When he was six months old, Stone was sent to Haiti to live with his grandparents, where he stayed until returning to England in 1970. He returned to Haiti during 1973-1974, in 1982 and in 1995. His grandparents owned an estate in Haiti and some of his relatives worked for the country's dictator, Duvalier. During his visit in 1982 he met Jean Bertrand Aristide, the priest who would become Haiti's first democratically elected President; he has said that he had high hopes for Aristide's term as president but that "he turned out to be Papa Doc without the jokes". He has cited his Haitian experience as being an influence on his writings and has said that until his visit in the 1990s he thought it to be an "idyllic" place.[4][5][6] From that visit he has said:

It was an utter shock. I was expecting the place to be a shambles, but I was totally unprepared for what I found. The place looked like it had been turned upside down, kicked around and trampled into the dirt. It was barely working. 90% unemployment, rabid crime rates, packs of feral kids wherever you turned, mountains of rubbish in the roads, some of it smouldering. Everyone who could afford to lived behind high, barbed-wire topped walls. Everyone had guns, attack dogs and a drinking problem. Heavyweight paranoia trampled lightweight common sense.[4]

He was bullied as a child due to his skin colour. This caused him to take up amateur boxing, at which he fought at welterweight and light-middleweight. His maternal grandfather had been a bareknuckle boxer based in France before World War II.[4] He read history at the University of Cambridge.[1][clarification needed]

Work[edit]

Stone has named some of his favourite crime writers as being James Ellroy, John Grisham, Elmore Leonard and Carl Hiaasen.[4]

His first novel, Mr Clarinet, took shape during his visit to Haiti of 1995. In an interview with Stone it was said that the book "articulated the change in Haiti over the last 30 years".[4]

Stone's second novel, King of Swords - a prequel to Mr Clarinet, set in Cocaine Cowboy era Miami - was published in 2007.

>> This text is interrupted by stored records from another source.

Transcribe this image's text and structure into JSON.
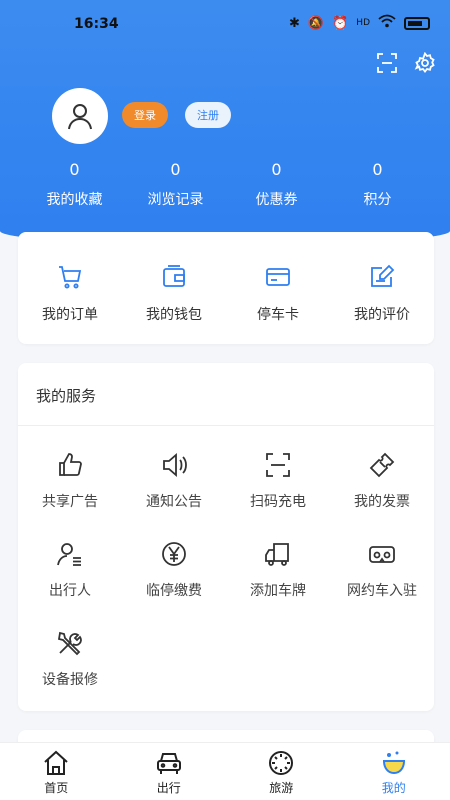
{
  "status_bar": {
    "time": "16:34",
    "network": "HD"
  },
  "header_actions": {
    "scan": "scan-icon",
    "settings": "gear-icon"
  },
  "profile": {
    "login_label": "登录",
    "register_label": "注册"
  },
  "stats": [
    {
      "value": "0",
      "label": "我的收藏"
    },
    {
      "value": "0",
      "label": "浏览记录"
    },
    {
      "value": "0",
      "label": "优惠券"
    },
    {
      "value": "0",
      "label": "积分"
    }
  ],
  "orders": [
    {
      "label": "我的订单",
      "icon": "cart-icon"
    },
    {
      "label": "我的钱包",
      "icon": "wallet-icon"
    },
    {
      "label": "停车卡",
      "icon": "card-icon"
    },
    {
      "label": "我的评价",
      "icon": "edit-icon"
    }
  ],
  "services": {
    "title": "我的服务",
    "items": [
      {
        "label": "共享广告",
        "icon": "thumb-up-icon"
      },
      {
        "label": "通知公告",
        "icon": "speaker-icon"
      },
      {
        "label": "扫码充电",
        "icon": "scan-icon"
      },
      {
        "label": "我的发票",
        "icon": "ticket-icon"
      },
      {
        "label": "出行人",
        "icon": "person-list-icon"
      },
      {
        "label": "临停缴费",
        "icon": "yen-icon"
      },
      {
        "label": "添加车牌",
        "icon": "truck-icon"
      },
      {
        "label": "网约车入驻",
        "icon": "vr-icon"
      },
      {
        "label": "设备报修",
        "icon": "tools-icon"
      }
    ]
  },
  "tabbar": [
    {
      "label": "首页",
      "icon": "home-icon"
    },
    {
      "label": "出行",
      "icon": "car-icon"
    },
    {
      "label": "旅游",
      "icon": "compass-icon"
    },
    {
      "label": "我的",
      "icon": "mine-icon",
      "active": true
    }
  ],
  "colors": {
    "primary": "#2f7ff0",
    "accent": "#f08a2a"
  }
}
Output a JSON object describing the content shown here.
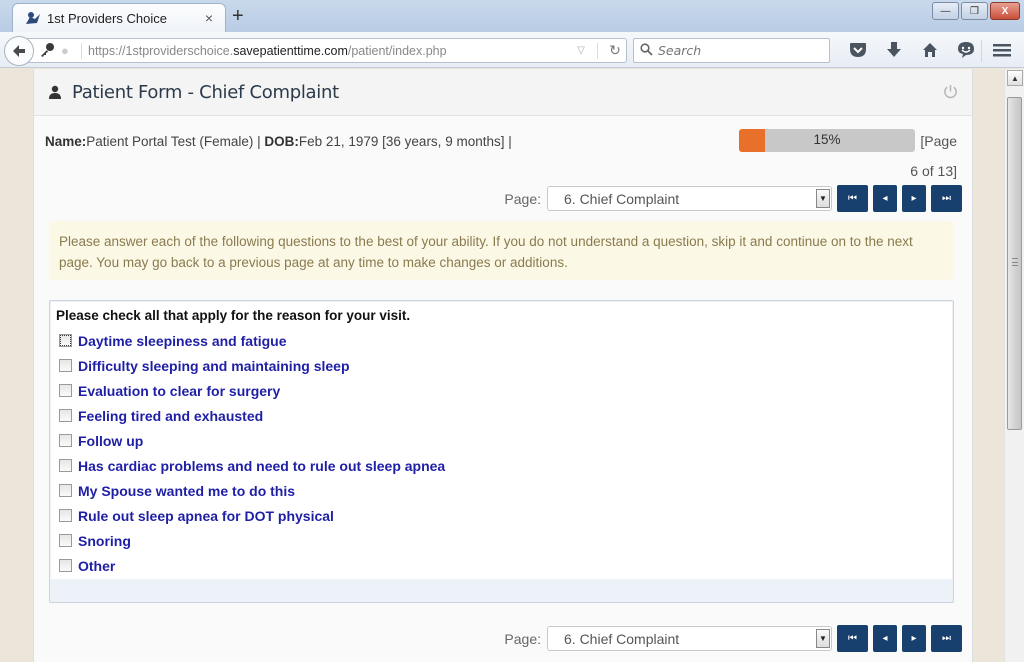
{
  "browser": {
    "tab_title": "1st Providers Choice",
    "tab_close": "×",
    "new_tab": "+",
    "url_prefix": "https://1stproviderschoice.",
    "url_domain": "savepatienttime.com",
    "url_path": "/patient/index.php",
    "search_placeholder": "Search",
    "window_buttons": {
      "minimize": "—",
      "restore": "❐",
      "close": "X"
    }
  },
  "panel": {
    "title": "Patient Form - Chief Complaint",
    "patient": {
      "name_label": "Name:",
      "name_value": "Patient Portal Test (Female) | ",
      "dob_label": "DOB:",
      "dob_value": "Feb 21, 1979  [36 years, 9 months] |"
    },
    "progress": {
      "percent": 15,
      "label": "15%"
    },
    "page_indicator_line1": "[Page",
    "page_indicator_line2": "6 of 13]"
  },
  "pager": {
    "label": "Page:",
    "selected": "6. Chief Complaint",
    "buttons": {
      "first": "⏮",
      "prev": "◂",
      "next": "▸",
      "last": "⏭"
    }
  },
  "info_text": "Please answer each of the following questions to the best of your ability. If you do not understand a question, skip it and continue on to the next page. You may go back to a previous page at any time to make changes or additions.",
  "question": {
    "title": "Please check all that apply for the reason for your visit.",
    "options": [
      {
        "label": "Daytime sleepiness and fatigue",
        "checked": false
      },
      {
        "label": "Difficulty sleeping and maintaining sleep",
        "checked": false
      },
      {
        "label": "Evaluation to clear for surgery",
        "checked": false
      },
      {
        "label": "Feeling tired and exhausted",
        "checked": false
      },
      {
        "label": "Follow up",
        "checked": false
      },
      {
        "label": "Has cardiac problems and need to rule out sleep apnea",
        "checked": false
      },
      {
        "label": "My Spouse wanted me to do this",
        "checked": false
      },
      {
        "label": "Rule out sleep apnea for DOT physical",
        "checked": false
      },
      {
        "label": "Snoring",
        "checked": false
      },
      {
        "label": "Other",
        "checked": false
      }
    ]
  },
  "colors": {
    "progress_fill": "#e8702a",
    "nav_button": "#17406e",
    "option_text": "#1f1fa6",
    "info_bg": "#fcf8e6"
  }
}
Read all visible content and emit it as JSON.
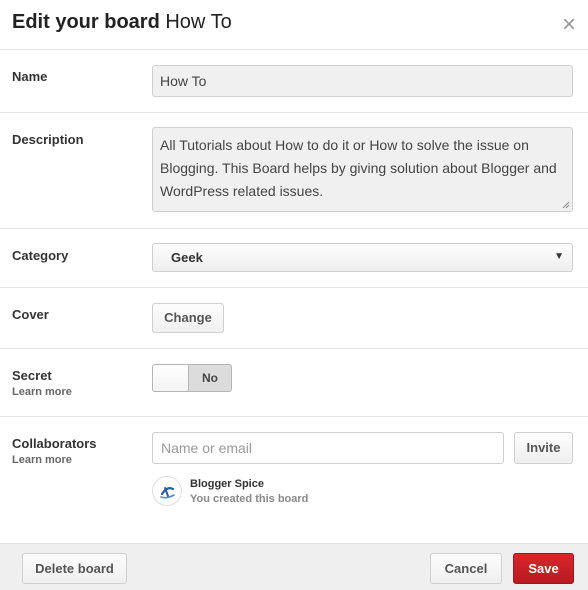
{
  "header": {
    "title_prefix": "Edit your board",
    "board_name": "How To",
    "close_glyph": "×"
  },
  "name": {
    "label": "Name",
    "value": "How To"
  },
  "description": {
    "label": "Description",
    "lines": [
      "All Tutorials about How to do it or How to solve the issue on",
      "Blogging. This Board helps by giving solution about Blogger and",
      "WordPress related issues."
    ]
  },
  "category": {
    "label": "Category",
    "selected": "Geek",
    "arrow": "▼"
  },
  "cover": {
    "label": "Cover",
    "button": "Change"
  },
  "secret": {
    "label": "Secret",
    "learn_more": "Learn more",
    "state": "No"
  },
  "collaborators": {
    "label": "Collaborators",
    "learn_more": "Learn more",
    "placeholder": "Name or email",
    "invite_button": "Invite",
    "owner": {
      "name": "Blogger Spice",
      "note": "You created this board"
    }
  },
  "footer": {
    "delete_button": "Delete board",
    "cancel_button": "Cancel",
    "save_button": "Save"
  },
  "colors": {
    "save_red": "#c8202a",
    "divider": "#e5e5e5",
    "footer_bg": "#efefef",
    "avatar_blue": "#2b5a9e"
  }
}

Stone's third novel, Voodoo Eyes, set in Miami and Cuba either side of the 2008 US Presidential Election, marks the third and final outing for the character of Max Mingus.

Nick Stone's fourth novel, The Verdict, is a legal thriller set in contemporary London . The book was a significant departure from Stone's previous novels, in both content and narrative style.

Awards[edit]

Mr Clarinet won the CWA Ian Fleming Steel Dagger award in 2006 for best thriller of the year, the International Thriller Writers Award for best first novel, and the Macavity Award for best first novel, both in 2007. [7] [8] The French translation, Tonton Clarinette, won the ninth SNCF Prix du Polar in 2009.[9]

References[edit]

  1. ^ a b "Nick Stone Official Website". Retrieved 20 March 2014. 
  2. ^ "Nick Stone". Retrieved 20 March 2014. 
  3. ^ Norman Stone: 'I'm not a nasty person', Daily Telegraph, 12 May 2010
  4. ^ a b c d e Wild, Peter. "Interviews: Nick Stone". Bookmunch. Archived from the original on 2007-03-14. 
  5. ^ Brown, Helen (4 August 2007). "Work that old black magic". The Daily Telegraph. 
  6. ^ "About Nick". Archived from the original on 2009-02-07. 
  7. ^ "Past Nominees and Winners". International Thriller Writers. Retrieved 2016-01-15. 
  8. ^ "Macavity Awards". Mystery Readers International. Retrieved 2016-01-15. 
  9. ^ "Prix SNCF du polar européen". Prix Litteraires. Retrieved 2011-04-05. 

External links[edit]